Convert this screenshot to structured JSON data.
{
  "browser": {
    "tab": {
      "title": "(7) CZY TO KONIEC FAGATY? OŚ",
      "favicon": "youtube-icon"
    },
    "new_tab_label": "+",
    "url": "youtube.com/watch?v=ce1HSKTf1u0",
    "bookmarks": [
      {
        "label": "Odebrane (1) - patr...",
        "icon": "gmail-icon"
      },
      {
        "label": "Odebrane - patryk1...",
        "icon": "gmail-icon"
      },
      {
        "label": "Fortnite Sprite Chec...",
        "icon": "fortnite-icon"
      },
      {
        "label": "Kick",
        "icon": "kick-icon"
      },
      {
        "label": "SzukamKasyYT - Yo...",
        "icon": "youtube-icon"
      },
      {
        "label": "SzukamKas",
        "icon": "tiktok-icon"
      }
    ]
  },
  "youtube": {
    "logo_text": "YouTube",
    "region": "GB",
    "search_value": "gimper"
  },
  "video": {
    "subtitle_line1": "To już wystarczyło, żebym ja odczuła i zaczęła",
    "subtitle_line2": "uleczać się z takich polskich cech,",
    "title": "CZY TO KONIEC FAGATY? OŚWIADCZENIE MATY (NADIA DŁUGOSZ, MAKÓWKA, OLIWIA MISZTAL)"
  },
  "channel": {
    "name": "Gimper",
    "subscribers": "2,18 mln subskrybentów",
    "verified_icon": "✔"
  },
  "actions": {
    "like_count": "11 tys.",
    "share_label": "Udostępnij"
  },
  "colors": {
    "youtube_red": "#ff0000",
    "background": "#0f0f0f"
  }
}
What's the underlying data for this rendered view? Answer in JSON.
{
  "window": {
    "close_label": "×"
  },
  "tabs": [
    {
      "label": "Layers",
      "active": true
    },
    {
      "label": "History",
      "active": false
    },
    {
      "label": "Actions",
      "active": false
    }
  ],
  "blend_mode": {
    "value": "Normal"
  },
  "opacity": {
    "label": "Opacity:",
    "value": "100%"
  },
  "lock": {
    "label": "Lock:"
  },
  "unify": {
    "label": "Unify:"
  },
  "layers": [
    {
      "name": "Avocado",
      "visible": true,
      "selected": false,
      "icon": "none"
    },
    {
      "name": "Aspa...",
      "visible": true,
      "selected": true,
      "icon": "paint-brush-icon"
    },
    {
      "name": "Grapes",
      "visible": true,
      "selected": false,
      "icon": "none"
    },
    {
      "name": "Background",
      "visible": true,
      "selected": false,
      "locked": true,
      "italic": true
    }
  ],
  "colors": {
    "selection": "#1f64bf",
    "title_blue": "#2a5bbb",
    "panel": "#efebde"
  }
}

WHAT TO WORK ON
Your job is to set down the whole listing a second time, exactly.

EXERCISE RESULT
Convert this screenshot to structured JSON data.
{
  "browser": {
    "tab": {
      "title": "(7) CZY TO KONIEC FAGATY? OŚ",
      "favicon": "youtube-icon"
    },
    "new_tab_label": "+",
    "url": "youtube.com/watch?v=ce1HSKTf1u0",
    "bookmarks": [
      {
        "label": "Odebrane (1) - patr...",
        "icon": "gmail-icon"
      },
      {
        "label": "Odebrane - patryk1...",
        "icon": "gmail-icon"
      },
      {
        "label": "Fortnite Sprite Chec...",
        "icon": "fortnite-icon"
      },
      {
        "label": "Kick",
        "icon": "kick-icon"
      },
      {
        "label": "SzukamKasyYT - Yo...",
        "icon": "youtube-icon"
      },
      {
        "label": "SzukamKas",
        "icon": "tiktok-icon"
      }
    ]
  },
  "youtube": {
    "logo_text": "YouTube",
    "region": "GB",
    "search_value": "gimper"
  },
  "video": {
    "subtitle_line1": "To już wystarczyło, żebym ja odczuła i zaczęła",
    "subtitle_line2": "uleczać się z takich polskich cech,",
    "title": "CZY TO KONIEC FAGATY? OŚWIADCZENIE MATY (NADIA DŁUGOSZ, MAKÓWKA, OLIWIA MISZTAL)"
  },
  "channel": {
    "name": "Gimper",
    "subscribers": "2,18 mln subskrybentów",
    "verified_icon": "✔"
  },
  "actions": {
    "like_count": "11 tys.",
    "share_label": "Udostępnij"
  },
  "colors": {
    "youtube_red": "#ff0000",
    "background": "#0f0f0f"
  }
}
What's the underlying data for this rendered view? Answer in JSON.
{
  "window": {
    "close_label": "×"
  },
  "tabs": [
    {
      "label": "Layers",
      "active": true
    },
    {
      "label": "History",
      "active": false
    },
    {
      "label": "Actions",
      "active": false
    }
  ],
  "blend_mode": {
    "value": "Normal"
  },
  "opacity": {
    "label": "Opacity:",
    "value": "100%"
  },
  "lock": {
    "label": "Lock:"
  },
  "unify": {
    "label": "Unify:"
  },
  "layers": [
    {
      "name": "Avocado",
      "visible": true,
      "selected": false,
      "icon": "none"
    },
    {
      "name": "Aspa...",
      "visible": true,
      "selected": true,
      "icon": "paint-brush-icon"
    },
    {
      "name": "Grapes",
      "visible": true,
      "selected": false,
      "icon": "none"
    },
    {
      "name": "Background",
      "visible": true,
      "selected": false,
      "locked": true,
      "italic": true
    }
  ],
  "colors": {
    "selection": "#1f64bf",
    "title_blue": "#2a5bbb",
    "panel": "#efebde"
  }
}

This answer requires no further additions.